Mr Wee takes pride in being able to provide this gateway to history.

“There’s a saying: by knowing the past, you understand the present. If you don’t understand the past, you don’t have an identity,” the 70-year-old said, adding that he hopes young Singaporeans will not lose touch with their roots.


The shophouse was first acquired by Mr Wee’s great-grandfather. It still houses some of the Wee family’s personal items, such as their family portraits (see picture above). Mr Wee said he does not make special efforts in conserving these personal effects. To him, these items should “be subjected to wear and tear, just like people”.

The president of The Peranakan Association Singapore said he’s likely to be the last owner of Katong Antique House. After his passing, the collections in the property will be split up.





At Antiques of the Orient in Tanglin Shopping Centre, antiquarian nautical maps printed on cotton papers fill the walls from corner to corner. Many rare maps from the past centuries are also carefully framed and stored in the shop’s gallery and office.

Preserving these old maps require a huge investment of efforts, said Mdm Julie Yeo, owner of the shop.

“The paper is cleaned and dried before being framed,” the 65-year-old said. “We use acid-free tape and UV protective glass so that the colors do not run.”



The map in the picture above, for example, depicts Sumatra, Indonesia, in the 18th century.

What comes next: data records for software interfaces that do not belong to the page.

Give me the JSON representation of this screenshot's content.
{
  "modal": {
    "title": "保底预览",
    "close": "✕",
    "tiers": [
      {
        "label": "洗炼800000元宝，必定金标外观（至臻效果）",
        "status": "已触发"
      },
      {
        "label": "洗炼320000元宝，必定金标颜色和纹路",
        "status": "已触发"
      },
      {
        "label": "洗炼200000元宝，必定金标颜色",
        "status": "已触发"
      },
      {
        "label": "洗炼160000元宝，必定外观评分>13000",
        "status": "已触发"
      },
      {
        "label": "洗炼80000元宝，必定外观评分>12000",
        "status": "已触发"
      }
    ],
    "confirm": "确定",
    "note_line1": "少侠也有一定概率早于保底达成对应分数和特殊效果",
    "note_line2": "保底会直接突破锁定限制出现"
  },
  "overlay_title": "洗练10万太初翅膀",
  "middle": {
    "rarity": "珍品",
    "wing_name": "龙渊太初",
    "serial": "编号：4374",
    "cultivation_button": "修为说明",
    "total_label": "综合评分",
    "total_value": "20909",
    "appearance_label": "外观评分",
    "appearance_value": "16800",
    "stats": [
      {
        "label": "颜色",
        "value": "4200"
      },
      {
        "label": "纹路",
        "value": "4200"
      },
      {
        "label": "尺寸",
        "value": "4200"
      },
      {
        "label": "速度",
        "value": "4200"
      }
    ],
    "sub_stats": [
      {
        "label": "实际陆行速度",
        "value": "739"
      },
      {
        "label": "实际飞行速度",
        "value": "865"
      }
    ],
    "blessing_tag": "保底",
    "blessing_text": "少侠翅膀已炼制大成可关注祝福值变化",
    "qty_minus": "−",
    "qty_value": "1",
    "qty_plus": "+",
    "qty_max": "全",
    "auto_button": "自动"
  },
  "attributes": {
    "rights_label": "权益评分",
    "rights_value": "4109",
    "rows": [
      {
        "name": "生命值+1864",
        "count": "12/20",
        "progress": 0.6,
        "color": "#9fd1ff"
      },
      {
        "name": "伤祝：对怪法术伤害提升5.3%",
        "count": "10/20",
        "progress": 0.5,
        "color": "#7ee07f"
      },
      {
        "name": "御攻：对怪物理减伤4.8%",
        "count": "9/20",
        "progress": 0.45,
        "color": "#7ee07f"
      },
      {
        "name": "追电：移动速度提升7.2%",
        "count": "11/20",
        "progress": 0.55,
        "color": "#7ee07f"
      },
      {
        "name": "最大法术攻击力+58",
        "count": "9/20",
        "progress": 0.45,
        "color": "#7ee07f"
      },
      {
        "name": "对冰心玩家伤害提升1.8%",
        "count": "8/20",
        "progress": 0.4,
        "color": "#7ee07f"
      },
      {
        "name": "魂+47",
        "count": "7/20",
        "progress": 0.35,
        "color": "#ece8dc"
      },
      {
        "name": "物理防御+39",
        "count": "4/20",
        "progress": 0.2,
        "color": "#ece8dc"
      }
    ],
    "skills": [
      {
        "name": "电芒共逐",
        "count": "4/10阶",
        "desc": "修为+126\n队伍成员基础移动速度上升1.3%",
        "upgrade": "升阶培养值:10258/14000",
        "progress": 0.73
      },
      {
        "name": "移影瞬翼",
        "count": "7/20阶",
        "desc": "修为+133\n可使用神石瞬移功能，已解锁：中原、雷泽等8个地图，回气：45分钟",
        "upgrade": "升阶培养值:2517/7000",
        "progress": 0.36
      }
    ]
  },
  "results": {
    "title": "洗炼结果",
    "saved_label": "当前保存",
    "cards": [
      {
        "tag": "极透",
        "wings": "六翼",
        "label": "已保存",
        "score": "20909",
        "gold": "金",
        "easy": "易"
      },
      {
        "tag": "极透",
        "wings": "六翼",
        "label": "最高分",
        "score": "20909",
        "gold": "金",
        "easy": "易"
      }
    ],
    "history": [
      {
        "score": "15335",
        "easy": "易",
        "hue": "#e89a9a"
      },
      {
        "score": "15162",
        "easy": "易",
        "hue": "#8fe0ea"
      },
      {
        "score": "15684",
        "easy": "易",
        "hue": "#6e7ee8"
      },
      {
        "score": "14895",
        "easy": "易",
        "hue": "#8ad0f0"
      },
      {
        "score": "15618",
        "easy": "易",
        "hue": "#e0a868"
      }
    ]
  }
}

“Very few maps survive to this day as they are working papers, and usually get damaged and thrown out,” Mdm Yeo added.

While the antiquarian maps fall short on accuracy, they are valuable collectibles for those who’re after their historical and investment values.

“The shapes are all wrong when you look at them,” Mdm Yeo said. “But they were done when the sailors were waiting for the wind to carry them from point to point, sketched and drawn at sea before being engraved and printed on land.

“It has to be very finely done and is a lot of work, which is the reason why I buy and conserve them.”





“We buy junk and sell antiques, some fools buy some fools sell.”

These words are found on a yellow banner which greet visitors to Tong Mern Sern Antiques Arts and Crafts, a shophouse at Craig Road.

Its owner is Keng Ah Wong, who lives by the motto “one man’s junk is another man’s treasure”. Over the past 45 years, he’s accumulated a treasure trove of collectibles from gramophones to cameras, sculptures, bicycles and many others. These items mainly came from karung guni men [rag-and-bone men who go door-to-door to collected unwanted household items] and other visitors to his 3-story shophouse.


Here’s advice to those who are interested in building their own antique collections.

“You cannot ask ‘how old is that’ in an antique shop. The owner could just tell you something made yesterday is 100 years old,” Mr Keng said. “It (the question) shows you don’t know what you are buying.

“To buy something expensive, you must really study (the antique in question).”





Restoring antique furniture is backbreaking work. Nails and screws are generally disallowed during the repair to retain the pieces’ authentic appearance.

A company that specializes in antique restoration is Barossa Furnishings. Its owner David Ditcham, 59, has a soft spot for antiques, especially those from Europe and China.

“Singapore furniture generally goes back 60 years,” said Mr Ditcham. “It’s considered ‘vintage’ only when compared with antique European and Chinese (furniture).”

Mr Ditcham has shipped in European and Chinese furniture dating back to the 19th century for restoration in his shop.


The Chinese rosewood chair in the picture above, for example, is from the 1900s.

“(It’s owned by) an old man, who had it forever in his family,” said Mr Ditcham. “The job was initially to repair only the chair’s joints, but I told the owner, ‘I like the chair, so I will restore it for you for free.’”



Mr Ditcham noted that restoration is very much done only by people who like antiques. A collector himself, he said he’s in a “very interesting” business, but it’s also one that is “time-consuming and hardly makes money”.

“It’s a passion business – I do it because I like doing it, and people like what I do.”